Sound mixer Gary Rydstrom, nominated with Andy Nelson and Ronald Judkins for "Lincoln":
"I love the House of Representatives scenes. In the sound world, one of the hard things to do — it's hard to cut and hard to mix — is crowds. So there's a liveliness to the debate in the House in these scenes. And that's because of the sound of the voices in this big space, the sound of the crowds reacting to what's said, and the sound of them all getting up from their seats and clapping or pounding their feet or chanting. And what I'm most proud of are those scenes, because they feel like you're really there.
"Also, sometimes the hardest things are quiet moments because every little thing stands out. And so one of my other favorite moments is an emotional moment where Lincoln goes to an army hospital and has his son waiting outside. And the son sees some soldiers wheeling a wheelbarrow full of severed limbs, and there's the sound of this wheelbarrow going up the wood ramp, and then the limbs being dumped into a ditch. You even hear the dripping of the blood from the wheelbarrow as it goes up the ramp. So it's the little details."
Sound editor Wylie Stateman, nominated for "Django Unchained":
"Quentin Tarantino is actually looking to paint with blood and paint with sound. He is an audio enthusiast of the highest order, starting first with music and those rhythms and ending with what can be shocking punctuation sound-wise. So the gun battles, the shocking moments of gore, these are things that Quentin wants to suggest sonically in a way that makes them more satisfying and more abstract. 'Django' attempts to be abstract from giddyap to whoa, from beginning to end.
"We were really looking for this analog, natural, acoustical sound for many different aspects of the film — the gunshots, the whip cracks, even some of the yelling and screaming. And for that, we camped out. I slept in a pickup truck for a week gathering sounds in Death Valley. And when that wasn't producing everything we wanted, we went into Utah to Zion National Park. And then when that didn't produce what we wanted, we went all the way to Monument Valley, which is in that Four Corners area, where they shot a lot of classic westerns. Because of the sheer rock vertical faces of 1,000 feet or more, we could get multiple echoes and things. Monument Valley produced the most interesting acoustical recordings that we made."
Sound editors Per Hallberg and Karen Baker Landers, nominated for "Skyfall":
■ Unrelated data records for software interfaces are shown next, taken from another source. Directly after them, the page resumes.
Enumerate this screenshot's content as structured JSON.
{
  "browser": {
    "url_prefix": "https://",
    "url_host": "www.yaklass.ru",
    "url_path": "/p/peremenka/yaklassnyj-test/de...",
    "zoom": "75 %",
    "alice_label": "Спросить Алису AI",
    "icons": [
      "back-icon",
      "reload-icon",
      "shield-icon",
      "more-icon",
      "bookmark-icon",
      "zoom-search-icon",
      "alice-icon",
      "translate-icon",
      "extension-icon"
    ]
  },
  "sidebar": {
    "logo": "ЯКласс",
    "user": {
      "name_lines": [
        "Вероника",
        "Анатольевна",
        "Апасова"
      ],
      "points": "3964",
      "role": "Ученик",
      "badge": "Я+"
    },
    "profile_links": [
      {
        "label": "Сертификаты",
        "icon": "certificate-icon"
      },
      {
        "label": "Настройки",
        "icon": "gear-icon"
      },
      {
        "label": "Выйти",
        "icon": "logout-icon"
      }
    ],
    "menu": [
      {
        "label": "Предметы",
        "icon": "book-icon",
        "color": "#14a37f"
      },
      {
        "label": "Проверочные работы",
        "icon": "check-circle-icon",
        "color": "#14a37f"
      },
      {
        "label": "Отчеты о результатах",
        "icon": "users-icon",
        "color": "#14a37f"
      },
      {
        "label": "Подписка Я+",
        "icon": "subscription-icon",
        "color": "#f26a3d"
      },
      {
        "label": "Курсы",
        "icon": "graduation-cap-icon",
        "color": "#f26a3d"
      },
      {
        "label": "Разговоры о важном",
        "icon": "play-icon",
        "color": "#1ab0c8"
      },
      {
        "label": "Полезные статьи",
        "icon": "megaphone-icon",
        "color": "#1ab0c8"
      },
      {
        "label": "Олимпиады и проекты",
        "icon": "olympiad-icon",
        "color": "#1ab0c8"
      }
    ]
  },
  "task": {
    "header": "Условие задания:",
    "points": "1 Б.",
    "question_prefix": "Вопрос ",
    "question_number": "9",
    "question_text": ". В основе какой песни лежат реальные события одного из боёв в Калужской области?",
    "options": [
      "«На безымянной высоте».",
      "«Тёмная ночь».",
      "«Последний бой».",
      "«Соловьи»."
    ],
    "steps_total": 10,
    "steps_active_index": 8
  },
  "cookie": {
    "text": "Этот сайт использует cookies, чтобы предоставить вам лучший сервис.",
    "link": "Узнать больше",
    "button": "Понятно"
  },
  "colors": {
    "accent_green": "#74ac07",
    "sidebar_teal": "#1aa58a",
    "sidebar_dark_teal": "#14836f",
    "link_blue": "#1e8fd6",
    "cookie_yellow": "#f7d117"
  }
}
Karen Baker Landers: "From a sound perspective, Sam Mendes was really less concerned about realism than he was how the sound moved him or affected him emotionally. We used water and the sounds of crashing waves to bring us into the scene on the beach with the lovemaking. They were real waves, but we manipulated them. Do you know how a wave has a swell and then a crash, and on the crash, there's a lot of whitewater? We'd clean up all that whitewater noise and then, basically, we spaced each wave out identically, which is not natural. And through editorial and mix, we made a really rhythmic, hypnotic sound that is just left of center of reality."
Per Hallberg: "I will pick a very simple, short moment that, every time, sends chills up my spine: the reveal of the DB5. Bond pulls up the garage door, and we visually see the car for the first time, and we get a little piece of the classic Bond theme, and then we hear that very specific engine sound from the car as it starts up and drives out of the garage. That 15 seconds, 20 seconds of the movie just grabs me every single time. And that's not about just our work — it's a combination of music, picture and sound."